William H. Gerdts
Jersey City, NJ
Americanist art historian. Professor, Graduate Center, City University of New York. Gerdts attended Amherst College beginning in 1945 where fellow student Walter Spink (later professor of art, University of Michigan) encouraged him to take classes with Charles Morgan. Morgan, a classicist, taught American and 19th-century European art history as a subspecialty. Morgan instilled in his students an appreciation for all of the art of a period, not just the currently acclaimed masters. According to Gerdts, Morgan and Louise Dresser, curator of the Worster Art Museum, developed in him an early appreciation of American art.
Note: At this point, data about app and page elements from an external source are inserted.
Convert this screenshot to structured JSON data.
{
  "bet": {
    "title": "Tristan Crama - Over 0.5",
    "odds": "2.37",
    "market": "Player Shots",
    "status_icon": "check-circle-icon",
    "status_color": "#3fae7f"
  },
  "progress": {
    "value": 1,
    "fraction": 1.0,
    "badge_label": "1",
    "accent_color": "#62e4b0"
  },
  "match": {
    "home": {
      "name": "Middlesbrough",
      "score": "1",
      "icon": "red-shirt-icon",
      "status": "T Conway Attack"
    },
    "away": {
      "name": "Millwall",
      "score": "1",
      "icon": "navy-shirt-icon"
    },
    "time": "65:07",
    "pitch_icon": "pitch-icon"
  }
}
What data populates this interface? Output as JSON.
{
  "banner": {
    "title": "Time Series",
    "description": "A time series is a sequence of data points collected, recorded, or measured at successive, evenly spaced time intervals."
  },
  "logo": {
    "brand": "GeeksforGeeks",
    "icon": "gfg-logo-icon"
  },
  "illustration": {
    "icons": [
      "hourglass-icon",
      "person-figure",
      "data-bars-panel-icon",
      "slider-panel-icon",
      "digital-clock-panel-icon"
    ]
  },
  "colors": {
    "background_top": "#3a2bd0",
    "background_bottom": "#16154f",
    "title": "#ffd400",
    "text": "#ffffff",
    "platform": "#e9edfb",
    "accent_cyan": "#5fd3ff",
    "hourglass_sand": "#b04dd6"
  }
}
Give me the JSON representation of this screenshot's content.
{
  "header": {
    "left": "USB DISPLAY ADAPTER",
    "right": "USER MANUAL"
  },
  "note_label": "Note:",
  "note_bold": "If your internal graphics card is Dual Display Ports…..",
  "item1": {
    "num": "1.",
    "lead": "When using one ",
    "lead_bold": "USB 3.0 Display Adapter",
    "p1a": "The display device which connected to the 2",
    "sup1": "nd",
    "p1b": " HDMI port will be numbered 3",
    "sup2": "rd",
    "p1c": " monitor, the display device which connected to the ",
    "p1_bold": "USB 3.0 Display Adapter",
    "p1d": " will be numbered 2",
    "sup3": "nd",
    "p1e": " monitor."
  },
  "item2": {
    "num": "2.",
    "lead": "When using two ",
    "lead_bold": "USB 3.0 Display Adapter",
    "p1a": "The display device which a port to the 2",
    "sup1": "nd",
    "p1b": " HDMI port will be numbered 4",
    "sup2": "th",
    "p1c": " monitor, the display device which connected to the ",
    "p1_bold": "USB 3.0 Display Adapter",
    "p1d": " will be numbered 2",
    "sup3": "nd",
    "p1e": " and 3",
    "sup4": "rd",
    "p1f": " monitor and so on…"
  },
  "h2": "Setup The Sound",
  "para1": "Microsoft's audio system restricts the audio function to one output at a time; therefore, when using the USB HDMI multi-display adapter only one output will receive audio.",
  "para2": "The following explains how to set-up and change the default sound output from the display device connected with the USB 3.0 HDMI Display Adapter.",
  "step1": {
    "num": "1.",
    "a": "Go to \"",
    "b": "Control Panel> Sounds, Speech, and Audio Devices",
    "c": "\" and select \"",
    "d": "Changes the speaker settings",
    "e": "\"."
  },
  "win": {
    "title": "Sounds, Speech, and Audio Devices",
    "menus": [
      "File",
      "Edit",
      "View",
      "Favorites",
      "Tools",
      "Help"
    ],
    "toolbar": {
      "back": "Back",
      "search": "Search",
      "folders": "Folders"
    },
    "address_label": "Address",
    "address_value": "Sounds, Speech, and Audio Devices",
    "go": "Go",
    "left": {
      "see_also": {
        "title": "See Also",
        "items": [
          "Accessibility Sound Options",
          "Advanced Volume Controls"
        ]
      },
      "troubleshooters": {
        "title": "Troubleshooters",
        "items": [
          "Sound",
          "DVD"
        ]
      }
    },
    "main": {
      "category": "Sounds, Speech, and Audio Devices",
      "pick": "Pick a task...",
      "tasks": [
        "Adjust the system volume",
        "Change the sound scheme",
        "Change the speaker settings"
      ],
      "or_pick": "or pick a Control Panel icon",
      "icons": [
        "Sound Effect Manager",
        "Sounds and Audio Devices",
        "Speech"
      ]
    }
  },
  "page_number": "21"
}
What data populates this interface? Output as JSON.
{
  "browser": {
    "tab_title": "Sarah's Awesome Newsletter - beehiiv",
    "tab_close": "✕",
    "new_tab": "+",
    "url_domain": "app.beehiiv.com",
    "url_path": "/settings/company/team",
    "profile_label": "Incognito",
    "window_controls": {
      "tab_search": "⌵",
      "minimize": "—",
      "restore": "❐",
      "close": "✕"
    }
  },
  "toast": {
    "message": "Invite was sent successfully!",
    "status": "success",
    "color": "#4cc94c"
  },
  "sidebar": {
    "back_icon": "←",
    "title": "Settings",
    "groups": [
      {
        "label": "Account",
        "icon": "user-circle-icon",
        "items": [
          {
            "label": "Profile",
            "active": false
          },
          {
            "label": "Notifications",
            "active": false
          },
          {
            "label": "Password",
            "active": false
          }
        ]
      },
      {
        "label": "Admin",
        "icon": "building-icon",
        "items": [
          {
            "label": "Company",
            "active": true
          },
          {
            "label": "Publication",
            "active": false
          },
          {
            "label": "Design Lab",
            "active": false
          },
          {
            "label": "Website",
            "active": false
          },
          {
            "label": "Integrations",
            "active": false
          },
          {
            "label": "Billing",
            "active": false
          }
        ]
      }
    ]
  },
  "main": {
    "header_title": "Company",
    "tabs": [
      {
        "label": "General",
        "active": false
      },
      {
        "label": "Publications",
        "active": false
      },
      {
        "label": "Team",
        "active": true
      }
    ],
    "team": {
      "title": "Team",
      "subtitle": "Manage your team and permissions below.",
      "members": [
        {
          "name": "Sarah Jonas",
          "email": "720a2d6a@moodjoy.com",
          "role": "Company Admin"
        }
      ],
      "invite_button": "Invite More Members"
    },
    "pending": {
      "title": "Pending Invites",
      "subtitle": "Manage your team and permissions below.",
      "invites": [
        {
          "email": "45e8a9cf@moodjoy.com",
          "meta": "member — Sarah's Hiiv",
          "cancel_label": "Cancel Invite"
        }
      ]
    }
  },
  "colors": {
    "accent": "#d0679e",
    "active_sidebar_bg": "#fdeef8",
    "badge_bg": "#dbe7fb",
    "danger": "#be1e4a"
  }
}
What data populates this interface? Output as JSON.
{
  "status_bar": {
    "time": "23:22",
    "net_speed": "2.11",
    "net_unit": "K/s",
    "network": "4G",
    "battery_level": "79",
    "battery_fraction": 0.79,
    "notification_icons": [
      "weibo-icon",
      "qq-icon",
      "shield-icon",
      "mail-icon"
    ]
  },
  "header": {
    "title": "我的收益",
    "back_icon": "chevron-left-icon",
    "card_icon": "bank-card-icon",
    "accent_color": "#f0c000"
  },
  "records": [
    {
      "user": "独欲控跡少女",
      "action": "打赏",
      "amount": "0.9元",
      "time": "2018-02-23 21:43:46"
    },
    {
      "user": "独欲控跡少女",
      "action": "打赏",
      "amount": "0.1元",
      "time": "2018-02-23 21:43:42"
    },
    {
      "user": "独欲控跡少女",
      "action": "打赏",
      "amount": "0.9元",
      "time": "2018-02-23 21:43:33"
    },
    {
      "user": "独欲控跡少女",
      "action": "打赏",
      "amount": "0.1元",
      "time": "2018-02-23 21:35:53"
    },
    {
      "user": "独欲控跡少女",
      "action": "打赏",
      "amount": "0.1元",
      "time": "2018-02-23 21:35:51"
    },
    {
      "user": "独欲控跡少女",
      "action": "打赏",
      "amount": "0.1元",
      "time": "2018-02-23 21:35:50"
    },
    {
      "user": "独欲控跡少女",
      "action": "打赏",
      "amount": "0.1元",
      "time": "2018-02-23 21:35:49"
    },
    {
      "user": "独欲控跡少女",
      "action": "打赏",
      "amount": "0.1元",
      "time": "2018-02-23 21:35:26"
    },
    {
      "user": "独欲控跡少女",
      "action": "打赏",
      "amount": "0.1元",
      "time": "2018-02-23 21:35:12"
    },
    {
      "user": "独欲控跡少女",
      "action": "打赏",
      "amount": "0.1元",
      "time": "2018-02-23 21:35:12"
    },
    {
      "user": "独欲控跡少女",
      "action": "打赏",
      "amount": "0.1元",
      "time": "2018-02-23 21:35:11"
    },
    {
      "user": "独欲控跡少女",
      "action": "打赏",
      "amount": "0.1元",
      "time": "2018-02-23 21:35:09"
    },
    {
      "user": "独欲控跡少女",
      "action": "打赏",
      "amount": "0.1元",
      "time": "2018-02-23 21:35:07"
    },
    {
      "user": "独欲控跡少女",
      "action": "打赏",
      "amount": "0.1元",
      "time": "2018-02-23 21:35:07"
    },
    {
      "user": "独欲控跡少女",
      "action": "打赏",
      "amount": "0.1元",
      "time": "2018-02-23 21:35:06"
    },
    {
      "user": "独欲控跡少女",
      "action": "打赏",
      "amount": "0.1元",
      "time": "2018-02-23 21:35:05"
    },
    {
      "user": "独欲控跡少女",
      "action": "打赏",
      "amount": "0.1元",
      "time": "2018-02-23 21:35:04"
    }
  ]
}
He received his BA from Amherst College(1949). Although enrolled in Harvard Law School, Gerdts switched to the Department of Fine Arts where he studied under Ben Rowland (q.v.). He achieved both master's degree (1950) and Ph.D., (1966). After graduation, he was curator at the Norfolk Museum of Art and Sciences (now, Chrysler Museum) between 1953-54 and the Newark [NJ] Museum (1954-66). From 1966-69 he taught as associate professor, University of Maryland, then Brooklyn College 1971-74, and as full professor at Brooklyn College 1974-85. In 1985 he became professor, Graduate Center, City University of New York. He received an honorary doctor of fine arts from Syracuse University (1996).
American Luminism: a Benefit for The Lighthouse, the New York Association for the Blind, October 25th to November 25th, 1978. New York: Coe Kerr Gallery, 1978; American Impressionism. New York: Abbeville Press, c1984; American Neo-Classic Sculpture; the Marble Resurrection. New York: Viking Press, 1973; American Still-Life Painting.(with Russell Burke). New York: Praeger, 1971. 0.DOA
C. McGee. "Lost in Americana." New York 23 (September 10, 1990): 25; Who's Who in American Art 22 (1997-98): 425; William H. Gerdts. "A Personal Re-Collection." For Beauty and For Truth: The William and Abigail Gerdts Collection of American Still Life. Amherst, MA: Mead Art Museum, 1998, pp. 10-30.